I think the previous solution works great (the recommendation is to put min and max values into a flat module rather than list properties).
Another alternative would be to have a flat module with list of days (0-365) as a dimension and a bucket value assigned for each item. That way you could lookup the bucket based on day value and rate based on bucket.
You wrote that input will be as number. In this case day value needs to be converted to list item with finditem function and that result could be used for bucket lookup (you'd also need text-function to convert number to text for finditem but my understanding is that text functions should be avoided for performance) This option assumes that inputted number can be found from the day list (is integer).
If day value is always between 0-365 and integer, could you consider using list of days as input? You could use that directly for lookup and avoid if statements and text functions (and also prevent user from inputting invalid figures, for example -999).
To your point of "I think the previous solution works great (the recommendation is to put min and max values into a flat module rather than list properties).", i agree that the min and max properties should be min and max line items instead in a module. This is in alignment with the 'S' part of DISCO.
However i don't quite agree with the creation of 'Days' list for 2 reasons:
1. If the Aging Bucket changes min, max every year, this means the module must have 'Time' dimension, and someone needs to copy and paste 'Aging Bucket' as an entry from Min day to Max day carefully every year. Entering 2 numbers per Aging Bucket reduces possibility of errors.
2. What if the Aging Bucket goes beyond 365 days, eg in industry that looks at Account Receivables beyond 3 years, that translates to 365 * 3 = 1095 members. And together with point 1, this further increases the chance of an error.
Having said that, this highlights the power of Anaplan. There's many ways/ solutions for a problem.
Hi, thanks for the points. I agree that with Anaplan's versatility different solutions can handle the job and the chosen solution (if time dimension is required or if aging days really are 0-365 etc.) should depend on the use case / model at hand.
Thanks so much for your involvement and solutions. I am yet to implement the solution and will keep you posted/accept the solution once I am done.
In the meanwhile, some light around the discussion you guys are having:

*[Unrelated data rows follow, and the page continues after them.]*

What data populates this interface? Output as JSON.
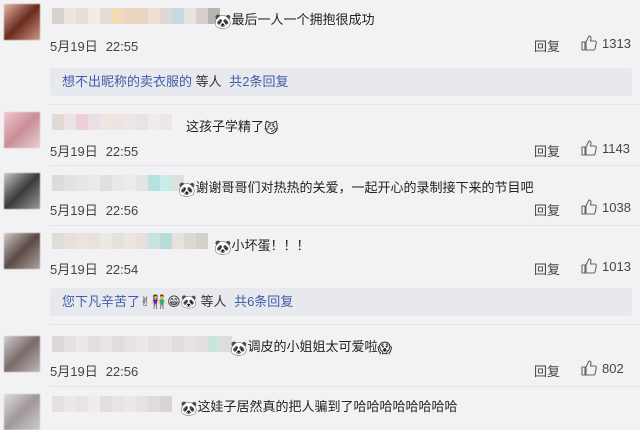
{
  "comments": [
    {
      "text": "最后一人一个拥抱很成功",
      "emoji": "🐼",
      "date": "5月19日",
      "time": "22:55",
      "reply_label": "回复",
      "likes": "1313"
    },
    {
      "text": "这孩子学精了",
      "emoji": "😼",
      "date": "5月19日",
      "time": "22:55",
      "reply_label": "回复",
      "likes": "1143"
    },
    {
      "text": "谢谢哥哥们对热热的关爱，一起开心的录制接下来的节目吧",
      "emoji": "🐼",
      "date": "5月19日",
      "time": "22:56",
      "reply_label": "回复",
      "likes": "1038"
    },
    {
      "text": "小坏蛋！！！",
      "emoji": "🐼",
      "date": "5月19日",
      "time": "22:54",
      "reply_label": "回复",
      "likes": "1013"
    },
    {
      "text": "调皮的小姐姐太可爱啦",
      "emoji": "🐼",
      "emoji_after": "😱",
      "date": "5月19日",
      "time": "22:56",
      "reply_label": "回复",
      "likes": "802"
    },
    {
      "text": "这娃子居然真的把人骗到了哈哈哈哈哈哈哈哈",
      "emoji": "🐼"
    }
  ],
  "subreplies": [
    {
      "link": "想不出昵称的卖衣服的",
      "middle": " 等人 ",
      "count": "共2条回复"
    },
    {
      "link": "您下凡辛苦了",
      "emojis": "✌👫😁🐼",
      "middle": " 等人 ",
      "count": "共6条回复"
    }
  ],
  "colors": {
    "background": "#f2f2f5",
    "link": "#3b5ea8",
    "subreply_bg": "#e8e9ee"
  },
  "icons": {
    "like": "thumbs-up-icon"
  }
}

1. Aging Buckets or Bucket categories are fairly static for me. i.e., the buckets are pre-defined and we will not change them so often (other than updating the rates for the buckets as input, constantly) unless the nature of the business changes that we need to create new segmented rates/buckets to capture reality. This whole bucketed logic is used only for "extrapolation" of a curve purposes.
What this means is that the bucket's min and max are justified to be hard-coded and it won't change over time.
2. The other fake time dimension "Aging Days" is a list instead of the time dimension for multiple reasons. The core reason is that it is driven by what I am trying to achieve.
Perhaps what you say is better in terms of performance and prevents unwanted LOOKUPs.
I do have a fake time dimension that is a general LIST (not numbered - not sure why I chose a general LIST) that ranges from 0-1000 actually. And this becomes the "Aging Day" in my original post (where I mentioned it ranges from 0-365 for easier understanding).
This list is static and will not change. If so, should I create a property for each day and assign a bucket to this fake time dimension list and avoid creating another Buckets list, lookups etc? How would this work? I would like to be as efficient as possible (and I am only a beginner) as my model is currently HUGE due to cohort modeling.
Regarding your statement "Anyhow, is there a better way to do this? As I mentioned further down in this post, my model is huge and I wish to be efficient", which module or line item in the mock up i created might potentially result in the massive increase in cell counts?
I took a look at your other post, and i have a rough understanding of the cohort diagonal summation.
Perhaps you can try to further explain how the cohort diagonal summation problem interacts with the aging bucket problem?